>>>

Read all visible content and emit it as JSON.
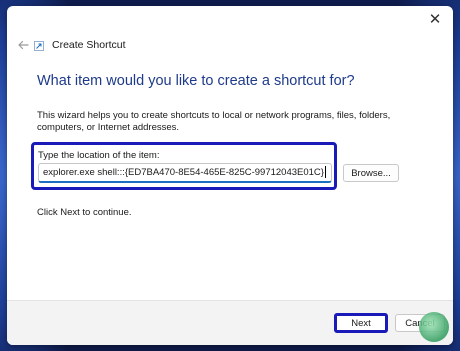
{
  "window": {
    "title": "Create Shortcut",
    "close_glyph": "✕"
  },
  "wizard": {
    "heading": "What item would you like to create a shortcut for?",
    "description": "This wizard helps you to create shortcuts to local or network programs, files, folders, computers, or Internet addresses.",
    "location_label": "Type the location of the item:",
    "location_value": "explorer.exe shell:::{ED7BA470-8E54-465E-825C-99712043E01C}",
    "browse_label": "Browse...",
    "continue_text": "Click Next to continue."
  },
  "footer": {
    "next_label": "Next",
    "cancel_label": "Cancel"
  },
  "icons": {
    "back": "back-arrow-icon",
    "app": "shortcut-icon",
    "close": "close-icon",
    "watermark": "watermark-logo"
  },
  "colors": {
    "heading": "#1e3a8a",
    "highlight": "#1a1ab8",
    "input_focus": "#1b6fc2"
  }
}
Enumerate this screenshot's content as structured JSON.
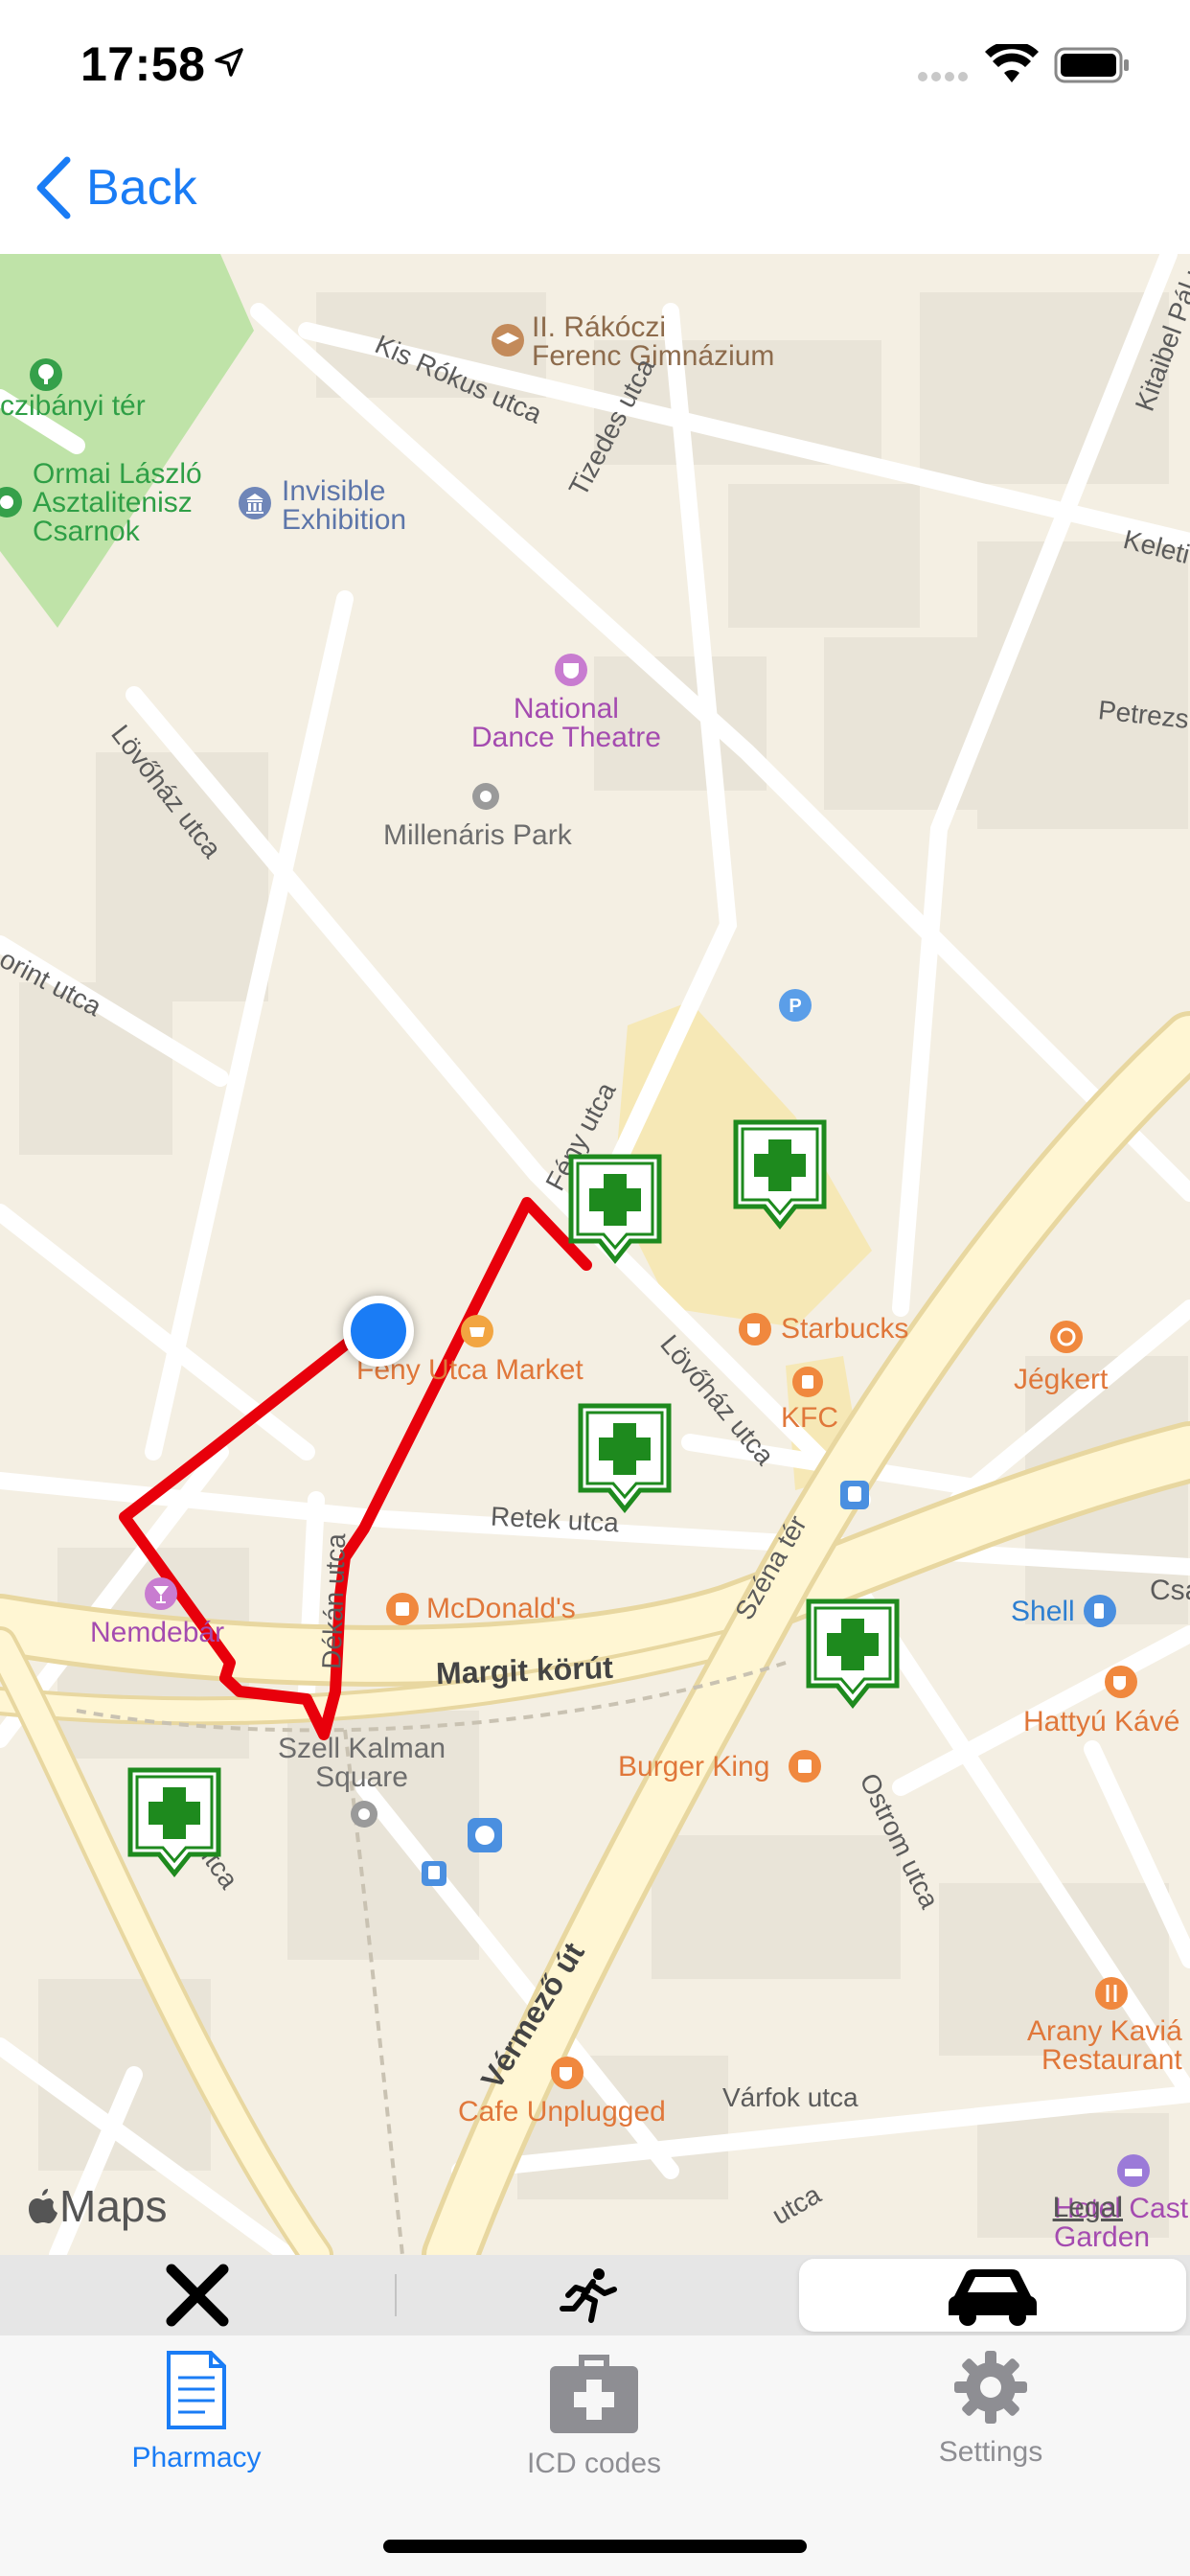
{
  "status_bar": {
    "time": "17:58"
  },
  "nav": {
    "back_label": "Back"
  },
  "map": {
    "labels": {
      "rakoczi": "II. Rákóczi\nFerenc Gimnázium",
      "invisible": "Invisible\nExhibition",
      "ormai": "Ormai László\nAsztalitenisz\nCsarnok",
      "czibanyi": "czibányi tér",
      "national_dance": "National\nDance Theatre",
      "millenaris": "Millenáris Park",
      "kis_rokus": "Kis Rókus utca",
      "tizedes": "Tizedes utca",
      "kitaibel": "Kitaibel Pál u",
      "keleti": "Keleti",
      "petrezs": "Petrezs",
      "lovohaz1": "Lövőház utca",
      "lovohaz2": "Lövőház utca",
      "torint": "orint utca",
      "feny": "Fény utca",
      "feny_market": "Fény Utca Market",
      "starbucks": "Starbucks",
      "kfc": "KFC",
      "jegkert": "Jégkert",
      "retek": "Retek utca",
      "dekan": "Dékán utca",
      "szena": "Széna tér",
      "nemdebar": "Nemdebár",
      "mcdonalds": "McDonald's",
      "margit": "Margit körút",
      "shell": "Shell",
      "csa": "Csa",
      "hattyu": "Hattyú Kávé",
      "szell": "Szell Kalman\nSquare",
      "burger_king": "Burger King",
      "ostrom": "Ostrom utca",
      "arany": "Arany Kaviá\nRestaurant",
      "vermezo": "Vérmező út",
      "cafe_unplugged": "Cafe Unplugged",
      "varfok": "Várfok utca",
      "hotel": "Hotel Cast\nGarden",
      "utca_ca": "utca",
      "utca_bottom": "utca",
      "parking": "P",
      "apple_maps": "Maps",
      "legal": "Legal"
    }
  },
  "segmented": {
    "options": [
      "close",
      "walking",
      "driving"
    ],
    "selected": "driving"
  },
  "tabs": [
    {
      "label": "Pharmacy",
      "active": true,
      "color": "#1a7cf5"
    },
    {
      "label": "ICD codes",
      "active": false,
      "color": "#8e8e93"
    },
    {
      "label": "Settings",
      "active": false,
      "color": "#8e8e93"
    }
  ],
  "colors": {
    "accent": "#1a7cf5",
    "route": "#e8000b",
    "pharmacy": "#1e8a1e",
    "map_bg": "#f4efe3",
    "road": "#fff6d3",
    "park": "#bfe3a8"
  }
}
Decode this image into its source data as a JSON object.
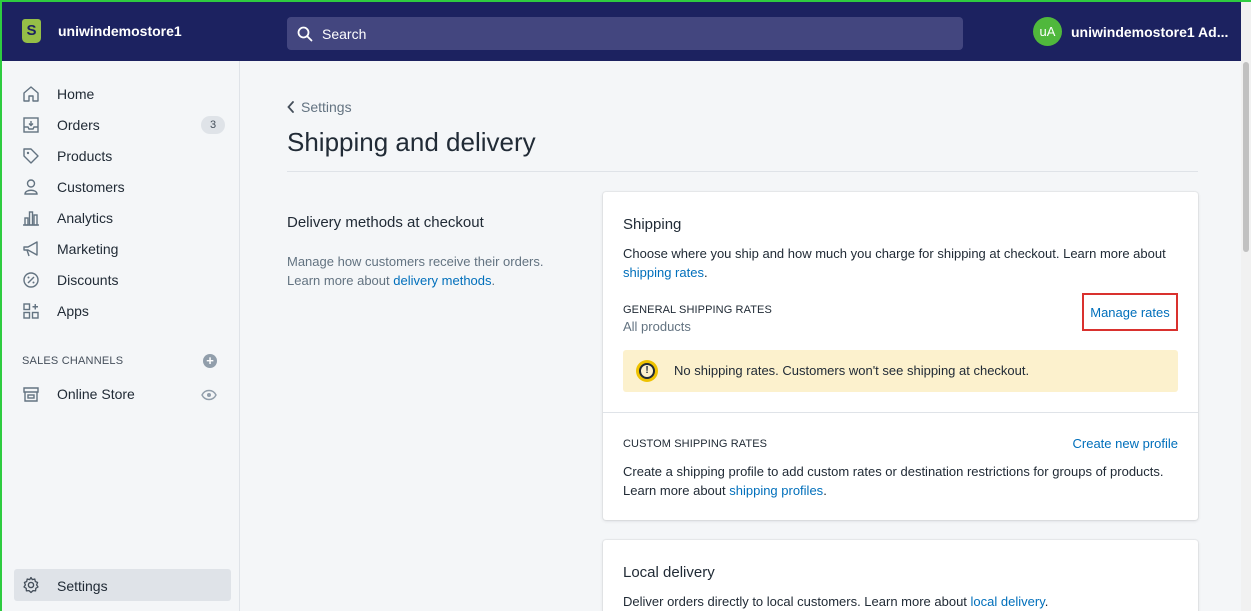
{
  "topbar": {
    "store_name": "uniwindemostore1",
    "logo_letter": "S",
    "search_placeholder": "Search",
    "avatar_initials": "uA",
    "account_name": "uniwindemostore1 Ad..."
  },
  "sidebar": {
    "items": [
      {
        "label": "Home",
        "icon": "home-icon"
      },
      {
        "label": "Orders",
        "icon": "orders-icon",
        "badge": "3"
      },
      {
        "label": "Products",
        "icon": "tag-icon"
      },
      {
        "label": "Customers",
        "icon": "person-icon"
      },
      {
        "label": "Analytics",
        "icon": "bar-chart-icon"
      },
      {
        "label": "Marketing",
        "icon": "megaphone-icon"
      },
      {
        "label": "Discounts",
        "icon": "discount-icon"
      },
      {
        "label": "Apps",
        "icon": "apps-icon"
      }
    ],
    "sales_channels_label": "SALES CHANNELS",
    "online_store_label": "Online Store",
    "settings_label": "Settings"
  },
  "main": {
    "back_label": "Settings",
    "page_title": "Shipping and delivery",
    "section_title": "Delivery methods at checkout",
    "section_desc": "Manage how customers receive their orders. Learn more about ",
    "section_link": "delivery methods",
    "section_end": ".",
    "shipping_card": {
      "title": "Shipping",
      "desc": "Choose where you ship and how much you charge for shipping at checkout. Learn more about ",
      "desc_link": "shipping rates",
      "desc_end": ".",
      "general_label": "GENERAL SHIPPING RATES",
      "general_sub": "All products",
      "manage_rates": "Manage rates",
      "warning": "No shipping rates. Customers won't see shipping at checkout.",
      "custom_label": "CUSTOM SHIPPING RATES",
      "create_profile": "Create new profile",
      "custom_desc": "Create a shipping profile to add custom rates or destination restrictions for groups of products. Learn more about ",
      "custom_link": "shipping profiles",
      "custom_end": "."
    },
    "local_card": {
      "title": "Local delivery",
      "desc": "Deliver orders directly to local customers. Learn more about ",
      "desc_link": "local delivery",
      "desc_end": "."
    }
  },
  "colors": {
    "topbar": "#1c2260",
    "accent_link": "#006fbb",
    "highlight_border": "#d9312e",
    "warning_bg": "#fcf1cd"
  }
}
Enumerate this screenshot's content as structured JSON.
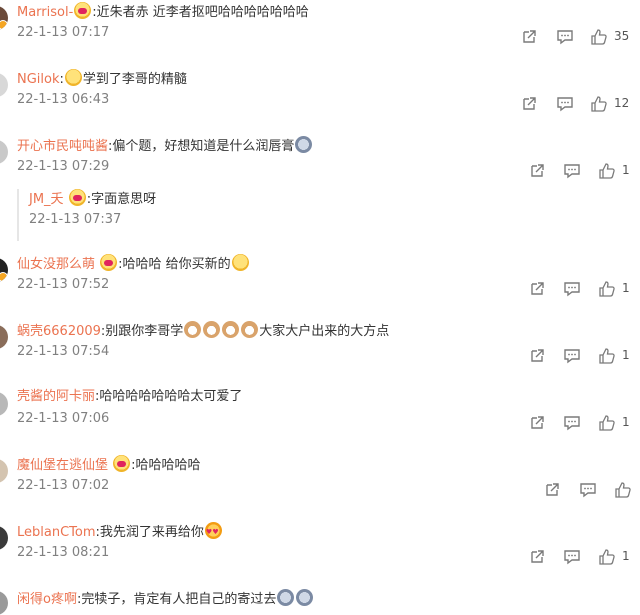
{
  "icon_names": {
    "share": "share-icon",
    "comment": "comment-icon",
    "like": "thumbs-up-icon"
  },
  "colors": {
    "username": "#eb7350",
    "text": "#333333",
    "timestamp": "#808080",
    "icon": "#7a7a7a",
    "background": "#ffffff"
  },
  "comments": [
    {
      "user": "Marrisol-",
      "text_a": ":近朱者赤 近李者抠吧哈哈哈哈哈哈哈",
      "text_b": "",
      "time": "22-1-13 07:17",
      "likes": "35"
    },
    {
      "user": "NGilok",
      "text_a": ":",
      "text_b": "学到了李哥的精髓",
      "time": "22-1-13 06:43",
      "likes": "12"
    },
    {
      "user": "开心市民吨吨酱",
      "text_a": ":偏个题，好想知道是什么润唇膏",
      "text_b": "",
      "time": "22-1-13 07:29",
      "likes": ""
    },
    {
      "user": "仙女没那么萌",
      "text_a": ":哈哈哈 给你买新的",
      "text_b": "",
      "time": "22-1-13 07:52",
      "likes": ""
    },
    {
      "user": "蜗壳6662009",
      "text_a": ":别跟你李哥学",
      "text_b": "大家大户出来的大方点",
      "time": "22-1-13 07:54",
      "likes": ""
    },
    {
      "user": "壳酱的阿卡丽",
      "text_a": ":哈哈哈哈哈哈哈太可爱了",
      "text_b": "",
      "time": "22-1-13 07:06",
      "likes": ""
    },
    {
      "user": "魔仙堡在逃仙堡",
      "text_a": ":哈哈哈哈哈",
      "text_b": "",
      "time": "22-1-13 07:02",
      "likes": ""
    },
    {
      "user": "LeblanCTom",
      "text_a": ":我先润了来再给你",
      "text_b": "",
      "time": "22-1-13 08:21",
      "likes": ""
    },
    {
      "user": "闲得o疼啊",
      "text_a": ":完犊子，肯定有人把自己的寄过去",
      "text_b": "",
      "time": "",
      "likes": ""
    }
  ],
  "reply": {
    "user": "JM_夭",
    "text": ":字面意思呀",
    "time": "22-1-13 07:37"
  },
  "like_placeholder": "1"
}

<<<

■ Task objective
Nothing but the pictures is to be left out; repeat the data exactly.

■ Written reply
Read all visible content and emit it as JSON.
{
  "window": {
    "title": "Create Shortcut",
    "close_glyph": "✕"
  },
  "wizard": {
    "heading": "What item would you like to create a shortcut for?",
    "description": "This wizard helps you to create shortcuts to local or network programs, files, folders, computers, or Internet addresses.",
    "location_label": "Type the location of the item:",
    "location_value": "explorer.exe shell:::{ED7BA470-8E54-465E-825C-99712043E01C}",
    "browse_label": "Browse...",
    "continue_text": "Click Next to continue."
  },
  "footer": {
    "next_label": "Next",
    "cancel_label": "Cancel"
  },
  "icons": {
    "back": "back-arrow-icon",
    "app": "shortcut-icon",
    "close": "close-icon",
    "watermark": "watermark-logo"
  },
  "colors": {
    "heading": "#1e3a8a",
    "highlight": "#1a1ab8",
    "input_focus": "#1b6fc2"
  }
}
Enumerate this screenshot's content as structured JSON.
{
  "status_bar": {
    "time": "17:58"
  },
  "nav": {
    "back_label": "Back"
  },
  "map": {
    "labels": {
      "rakoczi": "II. Rákóczi\nFerenc Gimnázium",
      "invisible": "Invisible\nExhibition",
      "ormai": "Ormai László\nAsztalitenisz\nCsarnok",
      "czibanyi": "czibányi tér",
      "national_dance": "National\nDance Theatre",
      "millenaris": "Millenáris Park",
      "kis_rokus": "Kis Rókus utca",
      "tizedes": "Tizedes utca",
      "kitaibel": "Kitaibel Pál u",
      "keleti": "Keleti",
      "petrezs": "Petrezs",
      "lovohaz1": "Lövőház utca",
      "lovohaz2": "Lövőház utca",
      "torint": "orint utca",
      "feny": "Fény utca",
      "feny_market": "Fény Utca Market",
      "starbucks": "Starbucks",
      "kfc": "KFC",
      "jegkert": "Jégkert",
      "retek": "Retek utca",
      "dekan": "Dékán utca",
      "szena": "Széna tér",
      "nemdebar": "Nemdebár",
      "mcdonalds": "McDonald's",
      "margit": "Margit körút",
      "shell": "Shell",
      "csa": "Csa",
      "hattyu": "Hattyú Kávé",
      "szell": "Szell Kalman\nSquare",
      "burger_king": "Burger King",
      "ostrom": "Ostrom utca",
      "arany": "Arany Kaviá\nRestaurant",
      "vermezo": "Vérmező út",
      "cafe_unplugged": "Cafe Unplugged",
      "varfok": "Várfok utca",
      "hotel": "Hotel Cast\nGarden",
      "utca_ca": "utca",
      "utca_bottom": "utca",
      "parking": "P",
      "apple_maps": "Maps",
      "legal": "Legal"
    }
  },
  "segmented": {
    "options": [
      "close",
      "walking",
      "driving"
    ],
    "selected": "driving"
  },
  "tabs": [
    {
      "label": "Pharmacy",
      "active": true,
      "color": "#1a7cf5"
    },
    {
      "label": "ICD codes",
      "active": false,
      "color": "#8e8e93"
    },
    {
      "label": "Settings",
      "active": false,
      "color": "#8e8e93"
    }
  ],
  "colors": {
    "accent": "#1a7cf5",
    "route": "#e8000b",
    "pharmacy": "#1e8a1e",
    "map_bg": "#f4efe3",
    "road": "#fff6d3",
    "park": "#bfe3a8"
  }
}
Decode this image into its source data as a JSON object.
{
  "topbar": {
    "store_name": "uniwindemostore1",
    "logo_letter": "S",
    "search_placeholder": "Search",
    "avatar_initials": "uA",
    "account_name": "uniwindemostore1 Ad..."
  },
  "sidebar": {
    "items": [
      {
        "label": "Home",
        "icon": "home-icon"
      },
      {
        "label": "Orders",
        "icon": "orders-icon",
        "badge": "3"
      },
      {
        "label": "Products",
        "icon": "tag-icon"
      },
      {
        "label": "Customers",
        "icon": "person-icon"
      },
      {
        "label": "Analytics",
        "icon": "bar-chart-icon"
      },
      {
        "label": "Marketing",
        "icon": "megaphone-icon"
      },
      {
        "label": "Discounts",
        "icon": "discount-icon"
      },
      {
        "label": "Apps",
        "icon": "apps-icon"
      }
    ],
    "sales_channels_label": "SALES CHANNELS",
    "online_store_label": "Online Store",
    "settings_label": "Settings"
  },
  "main": {
    "back_label": "Settings",
    "page_title": "Shipping and delivery",
    "section_title": "Delivery methods at checkout",
    "section_desc": "Manage how customers receive their orders. Learn more about ",
    "section_link": "delivery methods",
    "section_end": ".",
    "shipping_card": {
      "title": "Shipping",
      "desc": "Choose where you ship and how much you charge for shipping at checkout. Learn more about ",
      "desc_link": "shipping rates",
      "desc_end": ".",
      "general_label": "GENERAL SHIPPING RATES",
      "general_sub": "All products",
      "manage_rates": "Manage rates",
      "warning": "No shipping rates. Customers won't see shipping at checkout.",
      "custom_label": "CUSTOM SHIPPING RATES",
      "create_profile": "Create new profile",
      "custom_desc": "Create a shipping profile to add custom rates or destination restrictions for groups of products. Learn more about ",
      "custom_link": "shipping profiles",
      "custom_end": "."
    },
    "local_card": {
      "title": "Local delivery",
      "desc": "Deliver orders directly to local customers. Learn more about ",
      "desc_link": "local delivery",
      "desc_end": "."
    }
  },
  "colors": {
    "topbar": "#1c2260",
    "accent_link": "#006fbb",
    "highlight_border": "#d9312e",
    "warning_bg": "#fcf1cd"
  }
}
Enumerate this screenshot's content as structured JSON.
{
  "icon_names": {
    "share": "share-icon",
    "comment": "comment-icon",
    "like": "thumbs-up-icon"
  },
  "colors": {
    "username": "#eb7350",
    "text": "#333333",
    "timestamp": "#808080",
    "icon": "#7a7a7a",
    "background": "#ffffff"
  },
  "comments": [
    {
      "user": "Marrisol-",
      "text_a": ":近朱者赤 近李者抠吧哈哈哈哈哈哈哈",
      "text_b": "",
      "time": "22-1-13 07:17",
      "likes": "35"
    },
    {
      "user": "NGilok",
      "text_a": ":",
      "text_b": "学到了李哥的精髓",
      "time": "22-1-13 06:43",
      "likes": "12"
    },
    {
      "user": "开心市民吨吨酱",
      "text_a": ":偏个题，好想知道是什么润唇膏",
      "text_b": "",
      "time": "22-1-13 07:29",
      "likes": ""
    },
    {
      "user": "仙女没那么萌",
      "text_a": ":哈哈哈 给你买新的",
      "text_b": "",
      "time": "22-1-13 07:52",
      "likes": ""
    },
    {
      "user": "蜗壳6662009",
      "text_a": ":别跟你李哥学",
      "text_b": "大家大户出来的大方点",
      "time": "22-1-13 07:54",
      "likes": ""
    },
    {
      "user": "壳酱的阿卡丽",
      "text_a": ":哈哈哈哈哈哈哈太可爱了",
      "text_b": "",
      "time": "22-1-13 07:06",
      "likes": ""
    },
    {
      "user": "魔仙堡在逃仙堡",
      "text_a": ":哈哈哈哈哈",
      "text_b": "",
      "time": "22-1-13 07:02",
      "likes": ""
    },
    {
      "user": "LeblanCTom",
      "text_a": ":我先润了来再给你",
      "text_b": "",
      "time": "22-1-13 08:21",
      "likes": ""
    },
    {
      "user": "闲得o疼啊",
      "text_a": ":完犊子，肯定有人把自己的寄过去",
      "text_b": "",
      "time": "",
      "likes": ""
    }
  ],
  "reply": {
    "user": "JM_夭",
    "text": ":字面意思呀",
    "time": "22-1-13 07:37"
  },
  "like_placeholder": "1"
}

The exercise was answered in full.